_WHAT NEEDS TO BE DONE_:
Your answer must be a single number: the count of lines in the records below that include the string "different".

#### EXTRACTED ENTRIES

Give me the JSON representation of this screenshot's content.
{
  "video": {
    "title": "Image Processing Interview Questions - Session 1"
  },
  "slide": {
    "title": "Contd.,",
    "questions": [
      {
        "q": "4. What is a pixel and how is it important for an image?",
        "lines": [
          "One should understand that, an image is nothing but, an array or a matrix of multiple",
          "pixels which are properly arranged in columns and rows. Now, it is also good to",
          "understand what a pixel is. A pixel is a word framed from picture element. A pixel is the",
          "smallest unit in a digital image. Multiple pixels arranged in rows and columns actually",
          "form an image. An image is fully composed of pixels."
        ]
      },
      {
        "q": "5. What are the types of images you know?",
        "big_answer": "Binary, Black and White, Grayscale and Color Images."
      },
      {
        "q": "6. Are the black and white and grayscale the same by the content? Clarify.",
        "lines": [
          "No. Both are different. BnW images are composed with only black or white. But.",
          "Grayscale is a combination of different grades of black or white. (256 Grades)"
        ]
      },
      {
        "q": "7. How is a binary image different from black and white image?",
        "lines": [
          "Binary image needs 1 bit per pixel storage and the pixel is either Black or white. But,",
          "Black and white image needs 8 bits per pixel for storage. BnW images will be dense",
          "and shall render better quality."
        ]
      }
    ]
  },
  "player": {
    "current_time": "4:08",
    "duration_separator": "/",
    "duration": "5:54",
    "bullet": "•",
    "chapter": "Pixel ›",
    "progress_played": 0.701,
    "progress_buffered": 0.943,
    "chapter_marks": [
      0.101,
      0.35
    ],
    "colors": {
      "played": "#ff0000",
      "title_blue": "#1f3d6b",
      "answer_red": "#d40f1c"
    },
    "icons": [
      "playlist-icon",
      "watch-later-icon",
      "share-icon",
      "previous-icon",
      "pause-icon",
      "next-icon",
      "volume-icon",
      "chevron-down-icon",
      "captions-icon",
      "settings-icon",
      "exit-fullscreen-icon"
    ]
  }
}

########

_RESULT OF THE TASK_:
3